And international agreements that limit them?
A very substantial source of avoidance – practised by the usual suspects, Google, Facebook, Airbnb and others – involves selling into the UK from tax havens abroad. We should tackle this with a Foreign Sales Levy on large companies who engage in that practice. Base yourself here and you can pay corporation tax – but if you choose to game the system by selling to UK customers from tax havens you will pay a substitute for the corporation tax you are dodging.
Of course, a tax on corporate turnover throws up unfairnesses but – a universal answer to those who complain about measures that combat tax dodging, this – those unfairnesses are the consequences of choices made by taxpayers. If you don’t like the turnover tax, operate from within the jurisdiction.
But quite aside from this it hard to understand why our tax system should prefer the wealthy to higher earners. The trend should be to cut taxes on income and increase taxes on wealth.
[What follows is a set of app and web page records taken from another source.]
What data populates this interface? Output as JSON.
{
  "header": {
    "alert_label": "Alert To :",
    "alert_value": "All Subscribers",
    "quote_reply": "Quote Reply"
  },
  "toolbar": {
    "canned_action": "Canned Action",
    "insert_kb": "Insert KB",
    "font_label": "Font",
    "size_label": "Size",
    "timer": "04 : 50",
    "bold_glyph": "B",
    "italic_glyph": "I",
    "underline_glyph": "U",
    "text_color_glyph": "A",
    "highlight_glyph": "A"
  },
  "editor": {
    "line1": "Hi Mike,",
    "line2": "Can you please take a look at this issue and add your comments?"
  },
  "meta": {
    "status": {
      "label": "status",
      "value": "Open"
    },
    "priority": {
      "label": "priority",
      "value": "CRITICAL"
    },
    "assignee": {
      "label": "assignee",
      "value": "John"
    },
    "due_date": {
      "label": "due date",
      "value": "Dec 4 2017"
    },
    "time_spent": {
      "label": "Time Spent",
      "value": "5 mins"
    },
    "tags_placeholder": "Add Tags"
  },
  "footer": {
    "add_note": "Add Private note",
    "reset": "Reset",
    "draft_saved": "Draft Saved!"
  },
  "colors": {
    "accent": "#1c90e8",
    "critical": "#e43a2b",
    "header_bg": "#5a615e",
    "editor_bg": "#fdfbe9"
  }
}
Because the entirety of tax efficiency theory says tax income not wealth.
Why are taxes on earned income considerably higher than taxes on the income fruits of wealth? Bring the latter up to the level of the former – not at all difficult to do – and we would generate very substantial additional tax receipts and in a rational and progressive fashion.
Ditto, there are libraries full of this stuff, Nobels have been awarded for it.